» **What this task involves**:
Scan the entries line by line and return those with "HTTPS".

» **Available data**:
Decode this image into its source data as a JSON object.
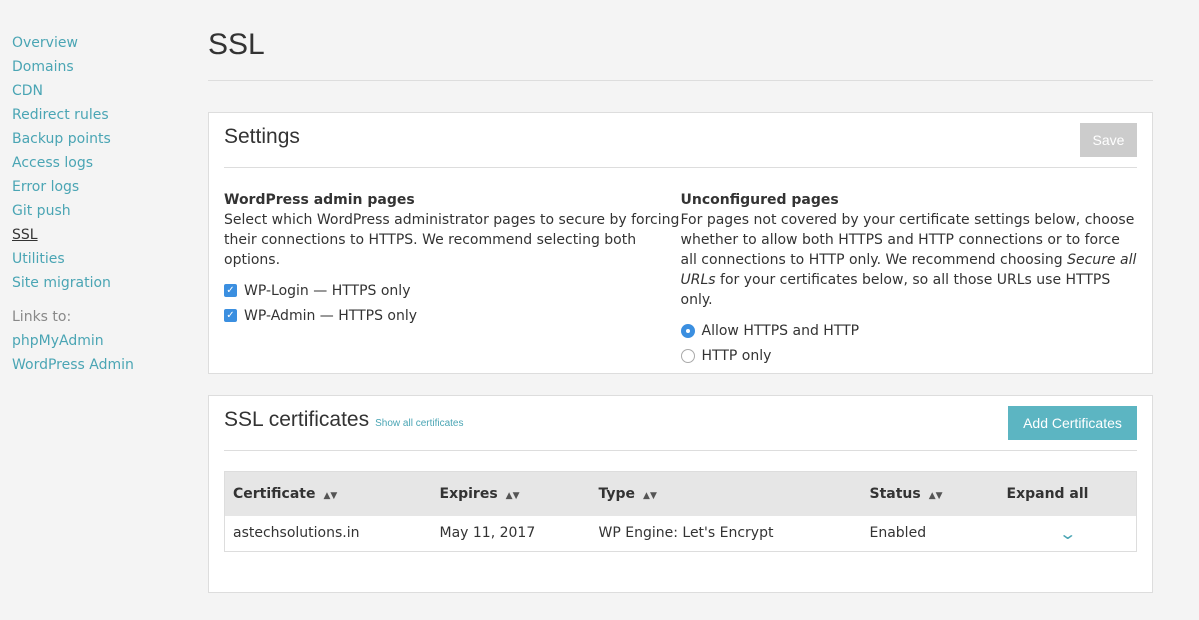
{
  "sidebar": {
    "items": [
      "Overview",
      "Domains",
      "CDN",
      "Redirect rules",
      "Backup points",
      "Access logs",
      "Error logs",
      "Git push",
      "SSL",
      "Utilities",
      "Site migration"
    ],
    "links_label": "Links to:",
    "links": [
      "phpMyAdmin",
      "WordPress Admin"
    ]
  },
  "page": {
    "title": "SSL"
  },
  "settings": {
    "title": "Settings",
    "save_label": "Save",
    "admin": {
      "heading": "WordPress admin pages",
      "desc": "Select which WordPress administrator pages to secure by forcing their connections to HTTPS. We recommend selecting both options.",
      "opt1": "WP-Login — HTTPS only",
      "opt2": "WP-Admin — HTTPS only"
    },
    "unconfigured": {
      "heading": "Unconfigured pages",
      "desc_a": "For pages not covered by your certificate settings below, choose whether to allow both HTTPS and HTTP connections or to force all connections to HTTP only. We recommend choosing ",
      "desc_em": "Secure all URLs",
      "desc_b": " for your certificates below, so all those URLs use HTTPS only.",
      "opt1": "Allow HTTPS and HTTP",
      "opt2": "HTTP only"
    }
  },
  "certs": {
    "title": "SSL certificates",
    "show_all": "Show all certificates",
    "add_label": "Add Certificates",
    "columns": [
      "Certificate",
      "Expires",
      "Type",
      "Status",
      "Expand all"
    ],
    "rows": [
      {
        "certificate": "astechsolutions.in",
        "expires": "May 11, 2017",
        "type": "WP Engine: Let's Encrypt",
        "status": "Enabled"
      }
    ]
  }
}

» **Problem solution**:
      "desc": "Select which WordPress administrator pages to secure by forcing their connections to HTTPS. We recommend selecting both options.",
      "opt1": "WP-Login — HTTPS only",
      "opt2": "WP-Admin — HTTPS only"
      "desc_a": "For pages not covered by your certificate settings below, choose whether to allow both HTTPS and HTTP connections or to force all connections to HTTP only. We recommend choosing ",
      "desc_b": " for your certificates below, so all those URLs use HTTPS only.",
      "opt1": "Allow HTTPS and HTTP",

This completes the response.